Assunta Sgambato, Francesca Casaluce, Paola C. Sacco, Giovanni Palazzolo, Paolo Maione, Antonio Rossi, Fortunato Ciardiello and Cesare Gridelli Pages 62 - 68 ( 7 )
The better understanding of immunology and antitumor immune responses have prompted the development of novel immunotherapy agents like PD-1 checkpoint inhibitors (anti-PD-1 and anti- PDL-1 antibodies) that improve the capacity of the immune system to acknowledge and delete tumors, including lung cancer. Currently, two anti-PD-1 (nivolumab and pembrolizumab) and one anti- PD-L1 (MPDL-3280A) agents are in advanced stages of development in advanced or metastatic non-small cell lung cancer (NSCLC). Among these, nivolumab demonstrated a survival benefit versus docetaxel in refractory squamous NSCLC, reporting 41% reduction in risk of death (median overall survival: 9.2 versus 6.0 months; objective response rate: 20% versus 9%), and better safety profile than standard-of-care chemotherapy (grade 3-4 adverse events: 7% versus 55%). However, the enhancement of immune response to cancer targeting specific immune regulatory checkpoints is associated with a toxicity profile different from that related to traditional chemotherapeutic agents and molecularly targeted therapies. The success of immunotherapy is related to ongoing evaluation/identification and treatment of these immunerelated side effects. Herein, first clinical results of PD-1 agents in lung cancer are reviewed, focusing on toxicity profile and its management.

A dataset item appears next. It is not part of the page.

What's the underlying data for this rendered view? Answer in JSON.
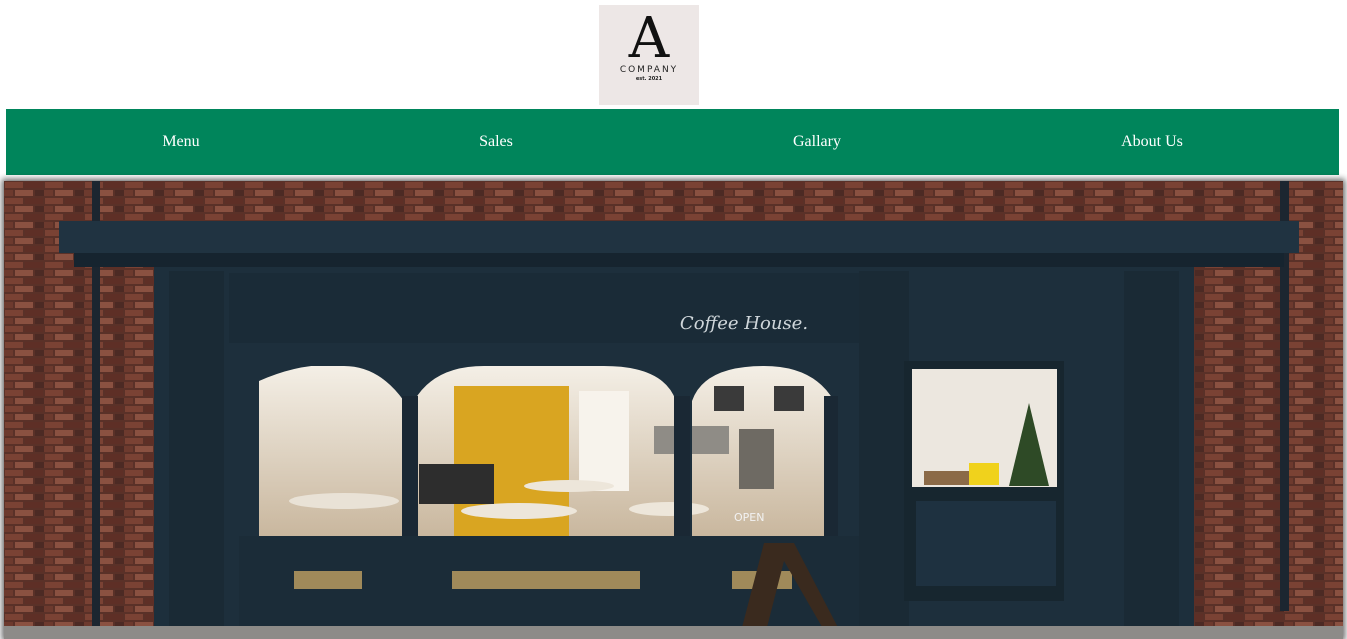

immune-related adverse events, immunotherapy, management toxicities, nivolumab, PD-1 inhibitors, PD-L1 inhibitors, pembrolizumab.
Division of Medical Oncology, “S. G. Moscati” Hospital, Avellino, Italy.